A dentist who admits to offering far too many Oxycontin prescriptions to his patients after starting his practice refers to “Appalachian Fatalism”. He describes this as a sense of being unable to control one’s fate, understandable in a case where the coal companies buy up the land one has owned for generations. After they have mined all the coal, they leave the miners to fend for themselves. The only way to make a living in towns like Oceana is selling pills nowadays.
While I understand the need for this powerful documentary to focus on those who have become addicted, I could not help but think about the role of politicians and trade union bureaucrats in making such a hell possible. Democrats and Republicans alike give the nod to mountaintop removal and tax evasion, while the bureaucrats cut deals with the bosses to eliminate jobs in the chase after profits.
First shown at the Tribeca Film Festival in 2013, “Oxyana” can be watched from the film’s official website (http://www.oxyana.com) for only $3.99. You can also buy a DVD for $19.99.
Finally there is “The Women Workers’ War”, a 55-minute documentary about a 550-day occupation of Tacconi Sud, a factory that turns out tents for the Italian military. The owners have just fired its all female work force as the first step in a sale to new owners. The women decide to occupy the plant in order to force bankruptcy proceedings in court. A judgment that it is bankrupt would make them eligible for severance. Without giving away too much, I can say that they emerge victorious. The publicist asked me to inform others about the film, which also showed at the 2013 Tribeca Film Festival earlier in the year, even if there are no plans afoot to screen it again.
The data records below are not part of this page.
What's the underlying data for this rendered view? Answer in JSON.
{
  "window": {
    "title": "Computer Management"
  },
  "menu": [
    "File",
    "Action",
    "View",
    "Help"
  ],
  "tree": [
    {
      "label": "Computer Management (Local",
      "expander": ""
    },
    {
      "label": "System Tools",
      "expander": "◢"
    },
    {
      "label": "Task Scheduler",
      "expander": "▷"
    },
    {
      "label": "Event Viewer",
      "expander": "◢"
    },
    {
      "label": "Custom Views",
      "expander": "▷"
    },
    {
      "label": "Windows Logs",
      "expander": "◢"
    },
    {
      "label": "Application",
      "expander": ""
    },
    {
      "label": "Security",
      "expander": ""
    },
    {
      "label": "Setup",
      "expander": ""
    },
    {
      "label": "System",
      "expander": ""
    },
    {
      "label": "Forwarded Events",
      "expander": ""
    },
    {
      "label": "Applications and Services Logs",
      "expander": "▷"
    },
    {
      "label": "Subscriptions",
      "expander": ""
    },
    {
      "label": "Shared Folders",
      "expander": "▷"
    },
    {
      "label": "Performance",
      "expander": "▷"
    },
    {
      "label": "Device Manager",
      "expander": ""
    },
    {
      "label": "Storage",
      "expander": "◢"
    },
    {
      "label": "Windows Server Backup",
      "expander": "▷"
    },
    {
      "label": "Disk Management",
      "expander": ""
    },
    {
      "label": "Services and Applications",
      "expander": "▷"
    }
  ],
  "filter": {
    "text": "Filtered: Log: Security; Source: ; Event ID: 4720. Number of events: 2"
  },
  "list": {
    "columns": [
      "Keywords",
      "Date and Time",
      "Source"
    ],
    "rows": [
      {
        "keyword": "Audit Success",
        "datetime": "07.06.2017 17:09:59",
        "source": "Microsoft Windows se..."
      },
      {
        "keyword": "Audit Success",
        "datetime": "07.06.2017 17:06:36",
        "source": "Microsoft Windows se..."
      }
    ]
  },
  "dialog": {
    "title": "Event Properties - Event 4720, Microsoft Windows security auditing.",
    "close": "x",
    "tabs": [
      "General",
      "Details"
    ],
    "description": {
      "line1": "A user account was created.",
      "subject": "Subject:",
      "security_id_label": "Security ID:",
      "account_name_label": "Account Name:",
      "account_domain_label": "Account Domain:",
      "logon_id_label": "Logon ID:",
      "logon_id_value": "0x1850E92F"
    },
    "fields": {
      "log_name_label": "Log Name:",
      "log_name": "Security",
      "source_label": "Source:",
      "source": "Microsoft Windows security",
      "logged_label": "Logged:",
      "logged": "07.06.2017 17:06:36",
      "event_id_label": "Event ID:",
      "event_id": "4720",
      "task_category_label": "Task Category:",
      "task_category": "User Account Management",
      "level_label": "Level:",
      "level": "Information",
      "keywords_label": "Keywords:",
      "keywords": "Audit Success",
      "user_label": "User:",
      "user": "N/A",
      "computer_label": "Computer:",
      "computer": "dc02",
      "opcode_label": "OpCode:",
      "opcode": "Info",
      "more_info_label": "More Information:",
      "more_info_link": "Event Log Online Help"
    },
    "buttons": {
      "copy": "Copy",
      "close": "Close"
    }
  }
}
The more that people hear about this modest jewel of a film, the more likely it is that it will be screened again.